Despite big advances in the field of HIV treatment, including streamlined drug regimens that help infected people achieve normal or near-normal lifespans, living with HIV often means dealing with neurocognitive impairment of some kind.
Despite big advances in the field of HIV treatment, including streamlined drug regimens that help infected individuals achieve normal or near-normal lifespans, living with HIV often means dealing with neurocognitive impairment of some kind. This is particularly problematic in resource-limited settings such as parts of Africa, Asia, and Latin America. Unfortunately, the vast majority of the world’s HIV-positive people live in resource-limited settings, with two-thirds of them in sub-Saharan Africa alone.
From 2006 to 2010, a team led by investigators in the University of North Carolina’s department of neurology conducted a trial known as the AIDS Clinical Trials Group 5199 International Neurological Study (INS). This study separated 860 HIV-positive participants with CD4+ cell counts below 300 into 3 arms, each of which received a different antiretroviral (ART) treatment. The subjects, who came from 7 countries, were followed for a median of 168 weeks and assessed on a variety of neurocognitive measures. There was a demonstrable improvement in their symptoms once they began on ART, with no difference between the types of ART offered.
The study team, recognizing the dearth of normative data against which to compare the results of the INS, conducted a second trial. This second trial, the AIDS Clinical Trials Group 5271 International Neurocognitive Normative Study (INNS), which ran from 2011 to 2013, enrolled 2,400 HIV-negative subjects from a variety of countries, ages, and educational backgrounds. They were followed and assessed on the same neurocognitive measures as the subjects in the INS, with additional tests measuring verbal learning, color identification, facility with daily activities, and other factors present in dementia.
After applying the results of the INNS to provide context for the results of the INS in the form of z-scores, the team found that, at baseline, most (55%) of the INS subjects had normal neurocognition.

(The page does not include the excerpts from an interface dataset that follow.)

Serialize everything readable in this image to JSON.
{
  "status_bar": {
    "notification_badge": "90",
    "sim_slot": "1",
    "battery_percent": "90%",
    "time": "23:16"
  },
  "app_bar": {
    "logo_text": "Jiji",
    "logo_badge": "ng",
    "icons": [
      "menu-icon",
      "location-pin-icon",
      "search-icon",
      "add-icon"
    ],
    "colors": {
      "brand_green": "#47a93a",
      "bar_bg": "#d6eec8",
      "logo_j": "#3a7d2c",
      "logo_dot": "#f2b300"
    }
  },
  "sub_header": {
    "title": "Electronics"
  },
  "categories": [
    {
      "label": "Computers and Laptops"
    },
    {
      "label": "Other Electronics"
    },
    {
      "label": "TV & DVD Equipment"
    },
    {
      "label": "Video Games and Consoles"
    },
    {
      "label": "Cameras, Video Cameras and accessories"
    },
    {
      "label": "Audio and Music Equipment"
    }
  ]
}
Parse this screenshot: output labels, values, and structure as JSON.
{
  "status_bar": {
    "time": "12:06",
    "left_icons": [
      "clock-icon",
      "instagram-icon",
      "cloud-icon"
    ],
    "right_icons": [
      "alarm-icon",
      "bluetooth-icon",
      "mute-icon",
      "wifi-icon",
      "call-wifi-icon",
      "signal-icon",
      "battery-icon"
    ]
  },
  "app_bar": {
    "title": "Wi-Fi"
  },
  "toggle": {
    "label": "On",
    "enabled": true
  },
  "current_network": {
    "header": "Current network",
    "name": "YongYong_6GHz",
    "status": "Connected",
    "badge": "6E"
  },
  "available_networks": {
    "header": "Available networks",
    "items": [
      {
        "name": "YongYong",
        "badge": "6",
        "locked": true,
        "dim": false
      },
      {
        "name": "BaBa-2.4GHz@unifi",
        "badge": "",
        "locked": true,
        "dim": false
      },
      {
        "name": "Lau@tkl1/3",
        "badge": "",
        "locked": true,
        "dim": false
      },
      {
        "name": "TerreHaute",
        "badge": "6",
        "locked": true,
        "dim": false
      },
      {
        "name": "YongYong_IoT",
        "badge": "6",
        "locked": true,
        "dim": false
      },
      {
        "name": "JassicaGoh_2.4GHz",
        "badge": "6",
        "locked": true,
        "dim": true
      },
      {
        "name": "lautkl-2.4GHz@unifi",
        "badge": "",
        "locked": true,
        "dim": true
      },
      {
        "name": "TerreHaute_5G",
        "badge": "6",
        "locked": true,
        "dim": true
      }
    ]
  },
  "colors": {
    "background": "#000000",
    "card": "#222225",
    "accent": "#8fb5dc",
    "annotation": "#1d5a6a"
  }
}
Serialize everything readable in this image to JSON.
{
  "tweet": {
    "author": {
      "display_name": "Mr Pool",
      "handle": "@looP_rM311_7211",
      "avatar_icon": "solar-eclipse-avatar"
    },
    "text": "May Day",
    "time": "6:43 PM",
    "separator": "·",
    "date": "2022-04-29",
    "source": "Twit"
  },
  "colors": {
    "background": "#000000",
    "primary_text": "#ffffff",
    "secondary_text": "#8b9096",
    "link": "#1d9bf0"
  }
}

Of the 45% who did not, slightly more than 55% were mildly impaired, slightly more than 37% were somewhat impaired, and 7.5% were severely impaired. After beginning ART, just 37% of the subjects showed neurocognitive impairment at week 24. By week 192, only 20% did. They also saw lower rates of moderate and severe impairment when on ART for sustained periods, with mild impairment rates falling just slightly.
The fact that those mildly impaired did not improve much after being put on ART means something other than ART might be responsible, according to the investigators. “[It] suggest[s] that other mechanisms could be driving this impairment, including legacy effects of past neuronal injury/cell death prior to ART, and/or ongoing inflammation despite viral suppression,” they write in their report.
Although introducing ART has been shown to have a beneficial effect on neurocognitive function in multiple studies, it isn’t a magic cure-all. Even after years on ART, it’s quite common for detectable levels of HIV to remain in cerebrospinal fluid. “Detectable HIV DNA in CSF in this cohort was also associated with neurocognitive impairment, suggesting a functional consequence to latent HIV,” the authors write. “There is strong evidence that presymptomatic neurocognitive impairment is a precursor to progression to symptomatic HIV Associated Neurocognitive Disorders.”
The study’s limitations include the possibility that the HIV-positive subjects who agreed to enroll and be followed over a long period were more likely to be compliant about taking their medication and thus healthier. Time lapses also could have affected outcomes: There was an 8-month gap between the end of the INS study and the beginning of the INNS study, and a full 5 years passed between the baseline assessments of the former and the latter.
Ms. Saloman is a health writer with more than 20 years of experience working for both consumer-and physician-focused publications. She is a graduate of Brandeis University and the Medill School of Journalism at Northwestern University. She lives in New Jersey with her family.